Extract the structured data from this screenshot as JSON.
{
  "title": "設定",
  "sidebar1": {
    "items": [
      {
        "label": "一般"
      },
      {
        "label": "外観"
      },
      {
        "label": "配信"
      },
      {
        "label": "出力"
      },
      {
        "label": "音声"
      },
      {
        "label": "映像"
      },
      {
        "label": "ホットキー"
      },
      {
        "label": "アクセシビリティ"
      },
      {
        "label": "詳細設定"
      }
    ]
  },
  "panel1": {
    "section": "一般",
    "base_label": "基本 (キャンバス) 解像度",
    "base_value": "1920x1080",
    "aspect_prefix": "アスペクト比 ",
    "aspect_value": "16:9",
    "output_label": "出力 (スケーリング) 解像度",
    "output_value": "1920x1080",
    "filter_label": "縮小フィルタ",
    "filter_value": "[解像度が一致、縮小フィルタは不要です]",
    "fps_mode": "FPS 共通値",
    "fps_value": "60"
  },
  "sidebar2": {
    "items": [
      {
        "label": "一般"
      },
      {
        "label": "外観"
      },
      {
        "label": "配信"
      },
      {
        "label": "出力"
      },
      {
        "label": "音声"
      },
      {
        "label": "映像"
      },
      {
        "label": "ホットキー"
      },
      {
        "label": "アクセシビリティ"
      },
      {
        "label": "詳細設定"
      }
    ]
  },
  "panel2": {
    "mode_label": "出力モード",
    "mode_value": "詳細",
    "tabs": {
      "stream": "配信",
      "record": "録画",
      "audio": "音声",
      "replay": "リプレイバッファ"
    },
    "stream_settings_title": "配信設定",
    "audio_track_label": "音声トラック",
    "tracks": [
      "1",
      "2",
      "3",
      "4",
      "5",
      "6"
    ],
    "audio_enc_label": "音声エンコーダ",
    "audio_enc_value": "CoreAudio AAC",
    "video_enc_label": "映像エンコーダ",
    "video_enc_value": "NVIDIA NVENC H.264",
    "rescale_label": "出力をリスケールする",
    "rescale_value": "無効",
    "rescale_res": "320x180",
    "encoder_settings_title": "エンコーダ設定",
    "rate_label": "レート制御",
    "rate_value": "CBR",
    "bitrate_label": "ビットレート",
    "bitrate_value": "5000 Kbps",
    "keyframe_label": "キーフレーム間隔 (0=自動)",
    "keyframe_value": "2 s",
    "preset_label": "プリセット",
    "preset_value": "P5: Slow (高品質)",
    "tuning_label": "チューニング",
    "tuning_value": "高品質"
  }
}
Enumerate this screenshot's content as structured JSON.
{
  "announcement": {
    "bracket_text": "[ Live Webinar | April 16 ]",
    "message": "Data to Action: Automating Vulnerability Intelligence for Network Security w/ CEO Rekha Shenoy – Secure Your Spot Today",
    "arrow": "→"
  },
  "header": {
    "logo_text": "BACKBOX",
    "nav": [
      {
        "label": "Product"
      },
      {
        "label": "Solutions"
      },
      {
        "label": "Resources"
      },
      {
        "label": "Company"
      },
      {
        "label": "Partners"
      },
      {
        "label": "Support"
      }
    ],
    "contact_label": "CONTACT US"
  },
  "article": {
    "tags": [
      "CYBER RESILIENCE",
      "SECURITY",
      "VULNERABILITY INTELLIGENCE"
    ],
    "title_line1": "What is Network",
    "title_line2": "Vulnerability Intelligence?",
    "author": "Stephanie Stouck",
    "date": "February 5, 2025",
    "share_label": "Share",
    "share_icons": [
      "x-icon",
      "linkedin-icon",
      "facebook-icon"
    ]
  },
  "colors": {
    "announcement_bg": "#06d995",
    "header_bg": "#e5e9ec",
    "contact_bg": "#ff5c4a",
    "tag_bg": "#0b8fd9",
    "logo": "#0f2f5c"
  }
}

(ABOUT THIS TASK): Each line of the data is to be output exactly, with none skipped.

(YOUR RESPONSE):
Extract the structured data from this screenshot as JSON.
{
  "title": "設定",
  "sidebar1": {
    "items": [
      {
        "label": "一般"
      },
      {
        "label": "外観"
      },
      {
        "label": "配信"
      },
      {
        "label": "出力"
      },
      {
        "label": "音声"
      },
      {
        "label": "映像"
      },
      {
        "label": "ホットキー"
      },
      {
        "label": "アクセシビリティ"
      },
      {
        "label": "詳細設定"
      }
    ]
  },
  "panel1": {
    "section": "一般",
    "base_label": "基本 (キャンバス) 解像度",
    "base_value": "1920x1080",
    "aspect_prefix": "アスペクト比 ",
    "aspect_value": "16:9",
    "output_label": "出力 (スケーリング) 解像度",
    "output_value": "1920x1080",
    "filter_label": "縮小フィルタ",
    "filter_value": "[解像度が一致、縮小フィルタは不要です]",
    "fps_mode": "FPS 共通値",
    "fps_value": "60"
  },
  "sidebar2": {
    "items": [
      {
        "label": "一般"
      },
      {
        "label": "外観"
      },
      {
        "label": "配信"
      },
      {
        "label": "出力"
      },
      {
        "label": "音声"
      },
      {
        "label": "映像"
      },
      {
        "label": "ホットキー"
      },
      {
        "label": "アクセシビリティ"
      },
      {
        "label": "詳細設定"
      }
    ]
  },
  "panel2": {
    "mode_label": "出力モード",
    "mode_value": "詳細",
    "tabs": {
      "stream": "配信",
      "record": "録画",
      "audio": "音声",
      "replay": "リプレイバッファ"
    },
    "stream_settings_title": "配信設定",
    "audio_track_label": "音声トラック",
    "tracks": [
      "1",
      "2",
      "3",
      "4",
      "5",
      "6"
    ],
    "audio_enc_label": "音声エンコーダ",
    "audio_enc_value": "CoreAudio AAC",
    "video_enc_label": "映像エンコーダ",
    "video_enc_value": "NVIDIA NVENC H.264",
    "rescale_label": "出力をリスケールする",
    "rescale_value": "無効",
    "rescale_res": "320x180",
    "encoder_settings_title": "エンコーダ設定",
    "rate_label": "レート制御",
    "rate_value": "CBR",
    "bitrate_label": "ビットレート",
    "bitrate_value": "5000 Kbps",
    "keyframe_label": "キーフレーム間隔 (0=自動)",
    "keyframe_value": "2 s",
    "preset_label": "プリセット",
    "preset_value": "P5: Slow (高品質)",
    "tuning_label": "チューニング",
    "tuning_value": "高品質"
  }
}
Enumerate this screenshot's content as structured JSON.
{
  "announcement": {
    "bracket_text": "[ Live Webinar | April 16 ]",
    "message": "Data to Action: Automating Vulnerability Intelligence for Network Security w/ CEO Rekha Shenoy – Secure Your Spot Today",
    "arrow": "→"
  },
  "header": {
    "logo_text": "BACKBOX",
    "nav": [
      {
        "label": "Product"
      },
      {
        "label": "Solutions"
      },
      {
        "label": "Resources"
      },
      {
        "label": "Company"
      },
      {
        "label": "Partners"
      },
      {
        "label": "Support"
      }
    ],
    "contact_label": "CONTACT US"
  },
  "article": {
    "tags": [
      "CYBER RESILIENCE",
      "SECURITY",
      "VULNERABILITY INTELLIGENCE"
    ],
    "title_line1": "What is Network",
    "title_line2": "Vulnerability Intelligence?",
    "author": "Stephanie Stouck",
    "date": "February 5, 2025",
    "share_label": "Share",
    "share_icons": [
      "x-icon",
      "linkedin-icon",
      "facebook-icon"
    ]
  },
  "colors": {
    "announcement_bg": "#06d995",
    "header_bg": "#e5e9ec",
    "contact_bg": "#ff5c4a",
    "tag_bg": "#0b8fd9",
    "logo": "#0f2f5c"
  }
}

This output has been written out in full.